Dataset records:
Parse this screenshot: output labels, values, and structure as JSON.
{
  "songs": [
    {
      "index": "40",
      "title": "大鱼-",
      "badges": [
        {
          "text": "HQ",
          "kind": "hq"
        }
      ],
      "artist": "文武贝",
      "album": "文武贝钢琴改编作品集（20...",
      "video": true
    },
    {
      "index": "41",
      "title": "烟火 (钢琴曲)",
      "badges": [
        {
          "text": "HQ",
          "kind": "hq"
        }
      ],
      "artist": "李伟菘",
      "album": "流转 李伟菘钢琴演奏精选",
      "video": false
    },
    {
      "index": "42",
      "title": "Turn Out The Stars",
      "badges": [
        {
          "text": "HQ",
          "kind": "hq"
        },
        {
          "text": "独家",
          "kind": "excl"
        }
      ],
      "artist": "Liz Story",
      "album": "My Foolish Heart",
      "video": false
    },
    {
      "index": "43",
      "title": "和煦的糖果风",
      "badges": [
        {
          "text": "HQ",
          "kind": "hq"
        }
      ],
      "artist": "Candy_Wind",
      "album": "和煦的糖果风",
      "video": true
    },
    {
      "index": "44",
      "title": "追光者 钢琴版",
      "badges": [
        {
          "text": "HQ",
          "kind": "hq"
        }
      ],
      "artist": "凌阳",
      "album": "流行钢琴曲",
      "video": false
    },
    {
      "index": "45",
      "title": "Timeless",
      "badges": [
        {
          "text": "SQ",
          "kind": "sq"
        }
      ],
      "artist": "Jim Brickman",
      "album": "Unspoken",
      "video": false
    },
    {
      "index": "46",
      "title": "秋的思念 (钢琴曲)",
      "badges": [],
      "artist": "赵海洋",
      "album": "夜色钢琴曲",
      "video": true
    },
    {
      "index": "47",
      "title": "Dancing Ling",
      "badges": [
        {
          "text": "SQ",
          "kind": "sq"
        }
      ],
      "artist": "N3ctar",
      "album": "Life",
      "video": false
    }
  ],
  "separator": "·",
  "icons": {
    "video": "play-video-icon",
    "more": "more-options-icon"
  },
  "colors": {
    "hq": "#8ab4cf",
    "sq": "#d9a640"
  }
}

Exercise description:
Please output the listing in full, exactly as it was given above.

Exercise result:
Parse this screenshot: output labels, values, and structure as JSON.
{
  "songs": [
    {
      "index": "40",
      "title": "大鱼-",
      "badges": [
        {
          "text": "HQ",
          "kind": "hq"
        }
      ],
      "artist": "文武贝",
      "album": "文武贝钢琴改编作品集（20...",
      "video": true
    },
    {
      "index": "41",
      "title": "烟火 (钢琴曲)",
      "badges": [
        {
          "text": "HQ",
          "kind": "hq"
        }
      ],
      "artist": "李伟菘",
      "album": "流转 李伟菘钢琴演奏精选",
      "video": false
    },
    {
      "index": "42",
      "title": "Turn Out The Stars",
      "badges": [
        {
          "text": "HQ",
          "kind": "hq"
        },
        {
          "text": "独家",
          "kind": "excl"
        }
      ],
      "artist": "Liz Story",
      "album": "My Foolish Heart",
      "video": false
    },
    {
      "index": "43",
      "title": "和煦的糖果风",
      "badges": [
        {
          "text": "HQ",
          "kind": "hq"
        }
      ],
      "artist": "Candy_Wind",
      "album": "和煦的糖果风",
      "video": true
    },
    {
      "index": "44",
      "title": "追光者 钢琴版",
      "badges": [
        {
          "text": "HQ",
          "kind": "hq"
        }
      ],
      "artist": "凌阳",
      "album": "流行钢琴曲",
      "video": false
    },
    {
      "index": "45",
      "title": "Timeless",
      "badges": [
        {
          "text": "SQ",
          "kind": "sq"
        }
      ],
      "artist": "Jim Brickman",
      "album": "Unspoken",
      "video": false
    },
    {
      "index": "46",
      "title": "秋的思念 (钢琴曲)",
      "badges": [],
      "artist": "赵海洋",
      "album": "夜色钢琴曲",
      "video": true
    },
    {
      "index": "47",
      "title": "Dancing Ling",
      "badges": [
        {
          "text": "SQ",
          "kind": "sq"
        }
      ],
      "artist": "N3ctar",
      "album": "Life",
      "video": false
    }
  ],
  "separator": "·",
  "icons": {
    "video": "play-video-icon",
    "more": "more-options-icon"
  },
  "colors": {
    "hq": "#8ab4cf",
    "sq": "#d9a640"
  }
}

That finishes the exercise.